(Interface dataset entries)
####

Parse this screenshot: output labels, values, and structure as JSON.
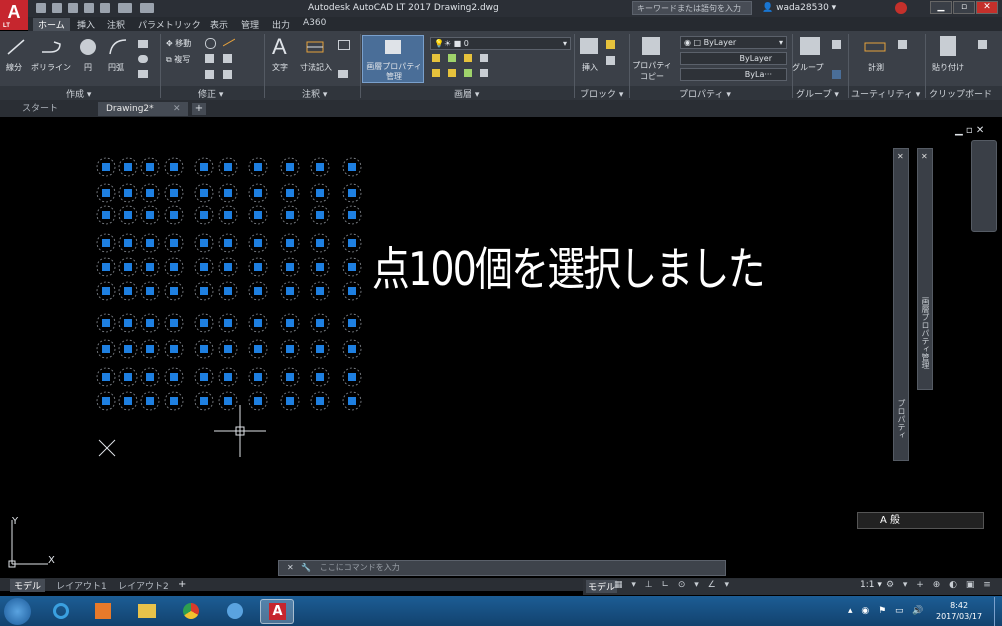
{
  "titlebar": {
    "app_title": "Autodesk AutoCAD LT 2017    Drawing2.dwg",
    "search_placeholder": "キーワードまたは語句を入力",
    "username": "wada28530"
  },
  "logo": {
    "letter": "A",
    "sub": "LT"
  },
  "menu_tabs": [
    "ホーム",
    "挿入",
    "注釈",
    "パラメトリック",
    "表示",
    "管理",
    "出力",
    "A360"
  ],
  "ribbon": {
    "draw": {
      "line": "線分",
      "polyline": "ポリライン",
      "circle": "円",
      "arc": "円弧"
    },
    "modify": {
      "move": "移動",
      "copy": "複写"
    },
    "annotation": {
      "text": "文字",
      "dimension": "寸法記入"
    },
    "layer_props_button": "画層プロパティ管理",
    "layer_current": "0",
    "block": {
      "insert": "挿入"
    },
    "properties": {
      "match": "プロパティコピー",
      "bylayer1": "ByLayer",
      "bylayer2": "ByLayer",
      "bylayer3": "ByLa···"
    },
    "groups": {
      "group": "グループ"
    },
    "utilities": {
      "measure": "計測"
    },
    "clipboard": {
      "paste": "貼り付け"
    },
    "panel_labels": [
      "作成 ▾",
      "修正 ▾",
      "注釈 ▾",
      "画層 ▾",
      "ブロック ▾",
      "プロパティ ▾",
      "グループ ▾",
      "ユーティリティ ▾",
      "クリップボード"
    ]
  },
  "doc_tabs": {
    "start": "スタート",
    "current": "Drawing2*"
  },
  "canvas": {
    "selection_message": "点100個を選択しました",
    "point_count": 100,
    "grip_color": "#1e7fe0",
    "palette_properties": "プロパティ",
    "palette_layers": "画層プロパティ管理",
    "ucs_x": "X",
    "ucs_y": "Y"
  },
  "command_placeholder": "ここにコマンドを入力",
  "layout_tabs": [
    "モデル",
    "レイアウト1",
    "レイアウト2"
  ],
  "status": {
    "model": "モデル",
    "scale": "1:1 ▾"
  },
  "ime": {
    "label": "A 般"
  },
  "clock": {
    "time": "8:42",
    "date": "2017/03/17"
  }
}
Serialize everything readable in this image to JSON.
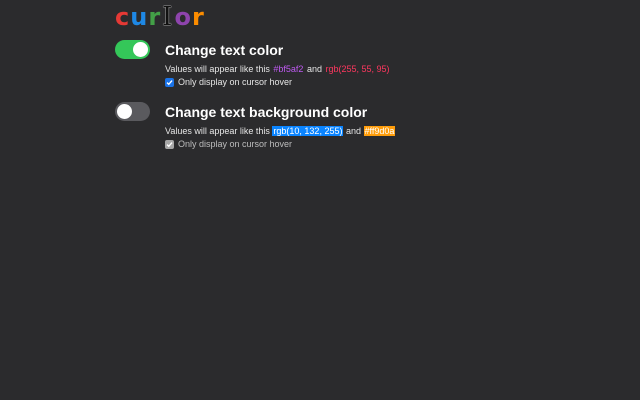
{
  "logo": {
    "letters": [
      {
        "char": "c",
        "color": "#e53935"
      },
      {
        "char": "u",
        "color": "#1e88e5"
      },
      {
        "char": "r",
        "color": "#43a047"
      },
      {
        "char": "I",
        "color": "#111111"
      },
      {
        "char": "o",
        "color": "#8e44ad"
      },
      {
        "char": "r",
        "color": "#fb8c00"
      }
    ]
  },
  "settings": [
    {
      "enabled": true,
      "title": "Change text color",
      "desc_prefix": "Values will appear like this",
      "sample1": {
        "text": "#bf5af2",
        "color": "#bf5af2",
        "background": "transparent"
      },
      "desc_and": "and",
      "sample2": {
        "text": "rgb(255, 55, 95)",
        "color": "#ff375f",
        "background": "transparent"
      },
      "checkbox": {
        "label": "Only display on cursor hover",
        "checked": true,
        "disabled": false
      }
    },
    {
      "enabled": false,
      "title": "Change text background color",
      "desc_prefix": "Values will appear like this",
      "sample1": {
        "text": "rgb(10, 132, 255)",
        "color": "#ffffff",
        "background": "#0a84ff"
      },
      "desc_and": "and",
      "sample2": {
        "text": "#ff9d0a",
        "color": "#ffffff",
        "background": "#ff9d0a"
      },
      "checkbox": {
        "label": "Only display on cursor hover",
        "checked": true,
        "disabled": true
      }
    }
  ],
  "colors": {
    "background": "#2b2b2d",
    "toggle_on": "#34c759",
    "toggle_off": "#5a5a5e",
    "checkbox_checked": "#1a73e8",
    "checkbox_disabled": "#a7a7a7"
  }
}
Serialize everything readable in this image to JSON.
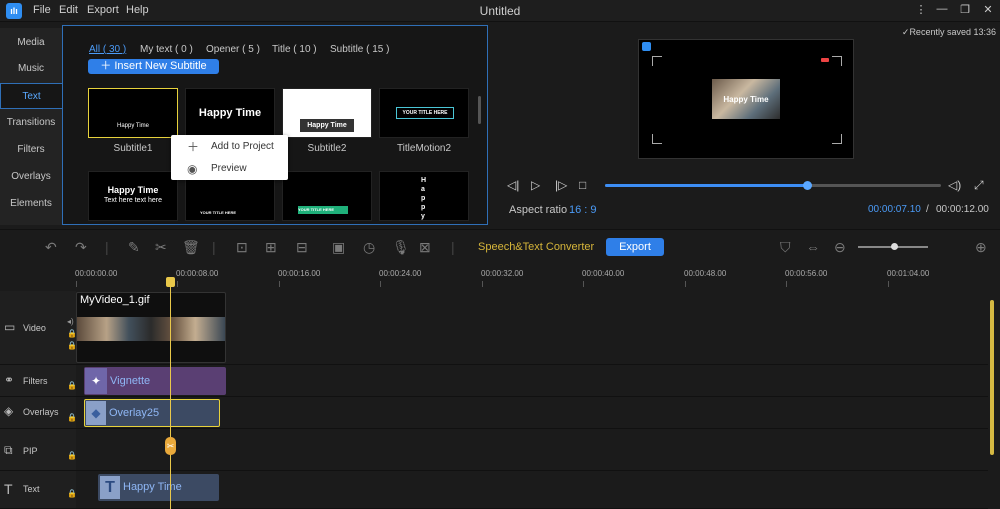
{
  "app": {
    "title": "Untitled",
    "menu": [
      "File",
      "Edit",
      "Export",
      "Help"
    ],
    "window_controls": [
      "⋮",
      "—",
      "❐",
      "✕"
    ],
    "logo_glyph": "ılı"
  },
  "left_tabs": [
    "Media",
    "Music",
    "Text",
    "Transitions",
    "Filters",
    "Overlays",
    "Elements"
  ],
  "library": {
    "filters": [
      "All ( 30 )",
      "My text ( 0 )",
      "Opener ( 5 )",
      "Title ( 10 )",
      "Subtitle ( 15 )"
    ],
    "insert_button": "Insert New Subtitle",
    "thumbnails": [
      {
        "caption": "Subtitle1",
        "text": "Happy Time"
      },
      {
        "caption": "",
        "text": "Happy Time"
      },
      {
        "caption": "Subtitle2",
        "text": "Happy Time"
      },
      {
        "caption": "TitleMotion2",
        "text": "YOUR TITLE HERE"
      },
      {
        "caption": "",
        "text": "Happy Time",
        "sub": "Text here text here"
      },
      {
        "caption": "",
        "text": "YOUR TITLE HERE"
      },
      {
        "caption": "",
        "text": "YOUR TITLE HERE"
      },
      {
        "caption": "",
        "text": "Happy"
      }
    ],
    "context_menu": [
      "Add to Project",
      "Preview"
    ]
  },
  "preview": {
    "saved_status": "Recently saved 13:36",
    "overlay_title": "Happy Time",
    "aspect_label": "Aspect ratio",
    "aspect_value": "16 : 9",
    "time_current": "00:00:07.10",
    "time_separator": "/",
    "time_total": "00:00:12.00",
    "progress": 0.6
  },
  "toolbar": {
    "speech_text": "Speech&Text Converter",
    "export_label": "Export"
  },
  "ruler": [
    "00:00:00.00",
    "00:00:08.00",
    "00:00:16.00",
    "00:00:24.00",
    "00:00:32.00",
    "00:00:40.00",
    "00:00:48.00",
    "00:00:56.00",
    "00:01:04.00"
  ],
  "tracks": [
    {
      "name": "Video",
      "clip": "MyVideo_1.gif"
    },
    {
      "name": "Filters",
      "clip": "Vignette"
    },
    {
      "name": "Overlays",
      "clip": "Overlay25"
    },
    {
      "name": "PIP",
      "clip": ""
    },
    {
      "name": "Text",
      "clip": "Happy Time"
    }
  ],
  "colors": {
    "accent": "#2f7fe8",
    "playhead": "#e9c84a",
    "filter_clip": "#5a3f73",
    "overlay_clip": "#3c4a63",
    "text_clip": "#3c4a63"
  }
}
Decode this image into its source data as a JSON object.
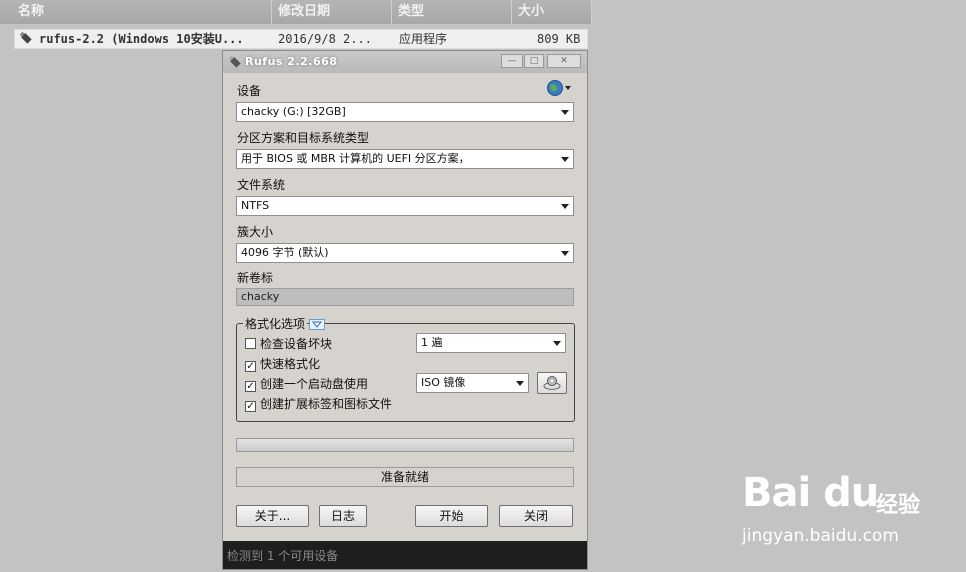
{
  "explorer": {
    "columns": [
      "名称",
      "修改日期",
      "类型",
      "大小"
    ],
    "file": {
      "name": "rufus-2.2 (Windows 10安装U...",
      "modified": "2016/9/8 2...",
      "type": "应用程序",
      "size": "809 KB"
    }
  },
  "dialog": {
    "title": "Rufus 2.2.668",
    "device_label": "设备",
    "device_value": "chacky (G:) [32GB]",
    "partition_label": "分区方案和目标系统类型",
    "partition_value": "用于 BIOS 或 MBR 计算机的 UEFI 分区方案，",
    "fs_label": "文件系统",
    "fs_value": "NTFS",
    "cluster_label": "簇大小",
    "cluster_value": "4096 字节 (默认)",
    "volume_label": "新卷标",
    "volume_value": "chacky",
    "format_options": {
      "legend": "格式化选项",
      "check_bad_blocks": {
        "label": "检查设备坏块",
        "checked": false
      },
      "passes_value": "1 遍",
      "quick_format": {
        "label": "快速格式化",
        "checked": true
      },
      "create_bootable": {
        "label": "创建一个启动盘使用",
        "checked": true
      },
      "boot_type_value": "ISO 镜像",
      "extended_label": {
        "label": "创建扩展标签和图标文件",
        "checked": true
      }
    },
    "status_text": "准备就绪",
    "buttons": {
      "about": "关于...",
      "log": "日志",
      "start": "开始",
      "close": "关闭"
    },
    "statusbar": "检测到 1 个可用设备"
  },
  "watermark": {
    "brand": "Bai du",
    "suffix": "经验",
    "url": "jingyan.baidu.com"
  }
}
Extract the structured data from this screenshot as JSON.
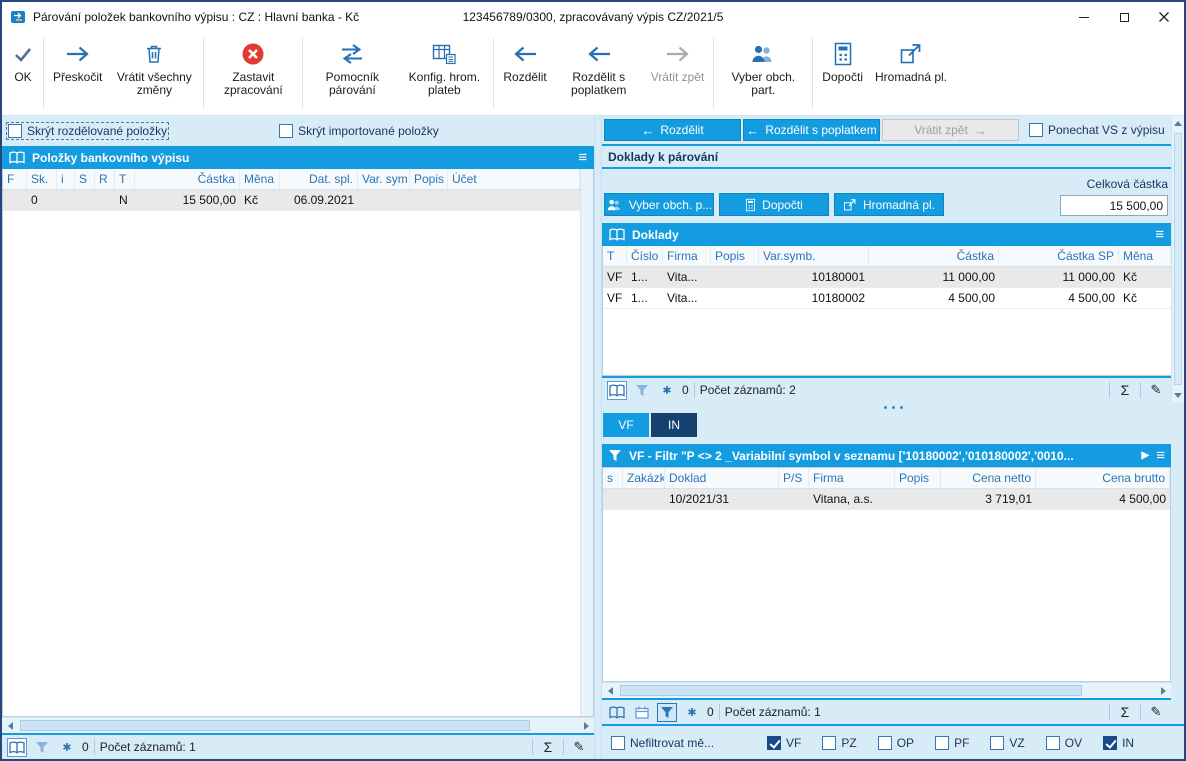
{
  "window": {
    "title": "Párování položek bankovního výpisu : CZ : Hlavní banka - Kč",
    "subtitle": "123456789/0300, zpracovávaný výpis CZ/2021/5"
  },
  "toolbar": {
    "ok": "OK",
    "skip": "Přeskočit",
    "revert_all": "Vrátit všechny změny",
    "stop": "Zastavit zpracování",
    "helper": "Pomocník párování",
    "config": "Konfig. hrom. plateb",
    "split": "Rozdělit",
    "split_fee": "Rozdělit s poplatkem",
    "undo": "Vrátit zpět",
    "partner": "Vyber obch. part.",
    "calc": "Dopočti",
    "bulk": "Hromadná pl."
  },
  "left": {
    "hide_split": "Skrýt rozdělované položky",
    "hide_imported": "Skrýt importované položky",
    "header": "Položky bankovního výpisu",
    "cols": [
      "F",
      "Sk.",
      "i",
      "S",
      "R",
      "T",
      "Částka",
      "Měna",
      "Dat. spl.",
      "Var. sym",
      "Popis",
      "Účet"
    ],
    "rows": [
      [
        "",
        "0",
        "",
        "",
        "",
        "N",
        "15 500,00",
        "Kč",
        "06.09.2021",
        "",
        "",
        ""
      ]
    ],
    "count": "0",
    "records": "Počet záznamů: 1"
  },
  "right": {
    "split_btn": "Rozdělit",
    "split_fee_btn": "Rozdělit s poplatkem",
    "undo_btn": "Vrátit zpět",
    "keep_vs": "Ponechat VS z výpisu",
    "section": "Doklady k párování",
    "total_label": "Celková částka",
    "total_value": "15 500,00",
    "partner_btn": "Vyber obch. p...",
    "calc_btn": "Dopočti",
    "bulk_btn": "Hromadná pl.",
    "docs": {
      "header": "Doklady",
      "cols": [
        "T",
        "Číslo",
        "Firma",
        "Popis",
        "Var.symb.",
        "Částka",
        "Částka SP",
        "Měna"
      ],
      "rows": [
        [
          "VF",
          "1...",
          "Vita...",
          "",
          "10180001",
          "11 000,00",
          "11 000,00",
          "Kč"
        ],
        [
          "VF",
          "1...",
          "Vita...",
          "",
          "10180002",
          "4 500,00",
          "4 500,00",
          "Kč"
        ]
      ],
      "count": "0",
      "records": "Počet záznamů: 2"
    },
    "tab_vf": "VF",
    "tab_in": "IN",
    "filter_text": "VF - Filtr \"P <> 2 _Variabilní symbol v seznamu ['10180002','010180002','0010...",
    "inv": {
      "cols": [
        "s",
        "Zakázka",
        "Doklad",
        "P/S",
        "Firma",
        "Popis",
        "Cena netto",
        "Cena brutto"
      ],
      "rows": [
        [
          "",
          "",
          "10/2021/31",
          "",
          "Vitana, a.s.",
          "",
          "3 719,01",
          "4 500,00"
        ]
      ],
      "count": "0",
      "records": "Počet záznamů: 1"
    },
    "nofilter": "Nefiltrovat mě...",
    "filters": [
      {
        "label": "VF",
        "checked": true
      },
      {
        "label": "PZ",
        "checked": false
      },
      {
        "label": "OP",
        "checked": false
      },
      {
        "label": "PF",
        "checked": false
      },
      {
        "label": "VZ",
        "checked": false
      },
      {
        "label": "OV",
        "checked": false
      },
      {
        "label": "IN",
        "checked": true
      }
    ]
  },
  "icons": {
    "menu": "≡",
    "sum": "Σ",
    "edit": "✎",
    "snowflake": "✱",
    "play": "▶",
    "arrow_left": "←",
    "arrow_right": "→"
  },
  "colors": {
    "accent": "#149ce0",
    "navy": "#164070",
    "stop_red": "#e23a2e"
  }
}
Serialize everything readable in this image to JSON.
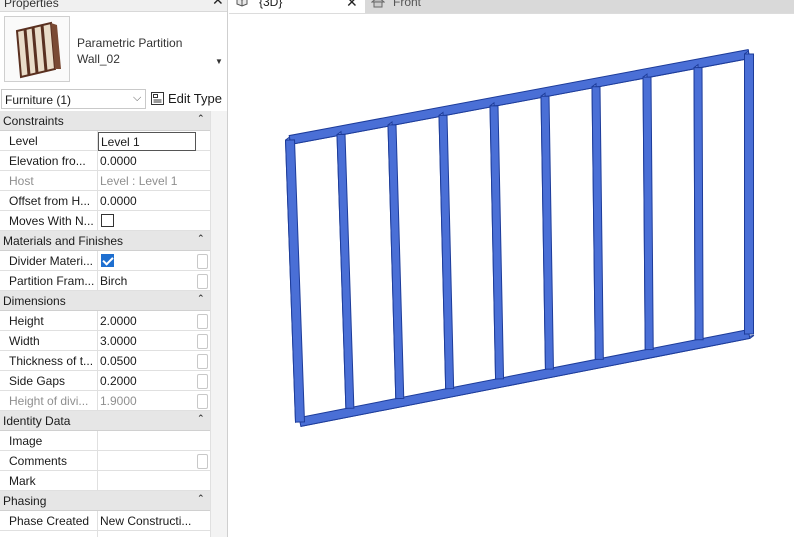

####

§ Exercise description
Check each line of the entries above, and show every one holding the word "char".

§ Your solution
        "char": "c",
        "char": "u",
        "char": "r",
        "char": "I",
        "char": "o",
        "char": "r",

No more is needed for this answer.